Bundala National Park is situated 245 kilometers (152 miles) southeast of Colombo. Bundala National Park was declared a wildlife sanctuary on 5 December 1969 and was upgraded to a National Park on 4 January 1993. In 1991, Bundala became the first wetland in Sri Lanka to be designated as a Ramsar Wetland and further in 2005, Bundala was declared a Man and Biosphere Reserve by UNESCO, the fourth biosphere reserve in Sri Lanka.
Bundala National Park is an outstanding Important Bird Area (IBA) in the South Indian and Sri Lankan wetlands. 324 species of vertebrates have been recorded including 32 species of fish, 15 species of amphibians, 48 species of reptiles, 197 species of birds and 32 species of mammals. 52 species of butterflies are among the invertebrates. Out of 197 species of birds, 58 are migratory species. National Bird Ringing Programme (NBRP) was launched in Bundala by in collaboration of Department of Wildlife Conservation and Field Ornithology Group of Sri Lanka in 2005.
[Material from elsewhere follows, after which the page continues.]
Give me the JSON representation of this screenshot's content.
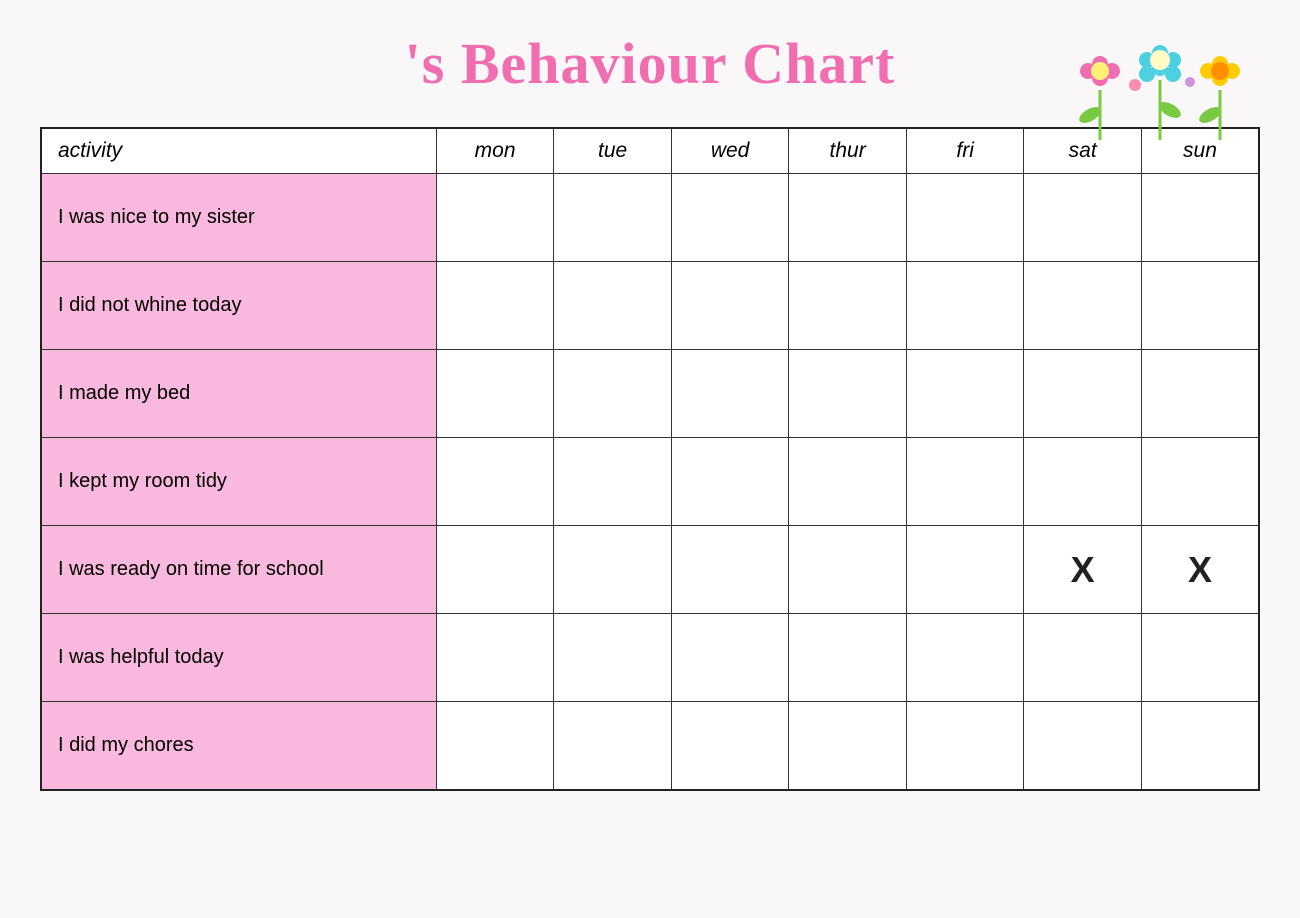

The national park is surrounded by five lagoons namely; Bundala lagoon, Embilikala lagoon, Malala lagoon, Koholankala lagoon and the Mahalewaya lagoon. A total of 383 plant species belonging to 90 families have been recorded from the park. The Phytoplankton in all the lagoons is dominated by blue-green algae including species such as Macrocystis, Nostoc, Oscillatoria. Hydrilla is in abundance in lagoons such as Embilikala and Malala. Water hyacinth, water lilies and Typhaangustifolia reed beds are found in the marshes and streams. The vegetation mainly consists of Acacia scrubs including Dichrostachyscinerea, Randiadumetorum, Ziziphus sp., Gymnosporiaemarginata, Carissa spinarum, Cappariszeylanica and Cassia spp. The trees of the forest are Bauhinia racemosa, Salvadorapersica, Drypetessepiaria, Manilkarahexandra (Palu in Sinhalese), and less common Chloroxylonswietenia,
The unique and complex wetland system attracts the wintering birds that fly to escape the freezing climate and to rest their weather beaten bodies. Hence Bundala is the ideal grounds to observe the colourful migratory water birds and local air dominators, out of which greater flamingo takes the hotspot.
The greater flamingo (Phoenicopterus roseus) which visits in large flocks of over 1,000 individuals, from Rann of Kutch of India is being the highlight. Waterfowls such as lesser whistling duck (Dendrocygna javanica) and garganey (Anas querquedula), cormorants such as little cormorant (Phalacrocorax niger) and Indian cormorant (P. fuscicollis), large water birds such as grey heron (Ardea cinerea), black-headed ibis (Threskiornis melanocephalus), Eurasian spoonbill (Platalea leucorodia), Asian openbill (Anastomus oscitans), painted stork (Mycteria leucocephala), medium sized waders such as Tringa and small waders such as Charadrius are the other avifaunal species which are present in large flocks. Black-necked stork (Ephippiorhynchus asiaticus), lesser adjutant (Leptoptilos javanicus) and Eurasian coot (Fulica atra) are rare birds inhabit in the national park.
A few Asian elephants still inhabit the forests of Bundala. Other mammals seen in the park are toque macaque, common langur, jackal, leopard, fishing cat, rusty-spotted cat, mongoose, wild boar, mouse deer, Indian muntjac, spotted deer, sambar, black-naped hare, Indian pangolin and porcupine.
Bundala harbors various forms of fish including salt water dispersants, marine forms, brackish water forms and freshwater forms. Bundala's herpetofauna includes two endemic species, a toad and a snake, Bufo atukoralei and Xenochrophis asperrimus. Among reptiles are mugger crocodile Crocodylus palustris, estuarine crocodile Crocodylus porosus, common monitor Varanus bengalensis, star tortoise Geochelone elegans, python Python molurus, rat snake Pytas mucosus, endemic flying snake Chrysopelea taprobana, cat snakes Boiga spp. and whip snakes Dryophis spp. The adjacent seashore of Bundala is a breeding ground for all five species of globally endangered sea turtles that migrate to Sri Lanka. Bundala is also one of 3 wetlands in the island so if you're lucky enough, you will get a chance to behold a salt water crocodile.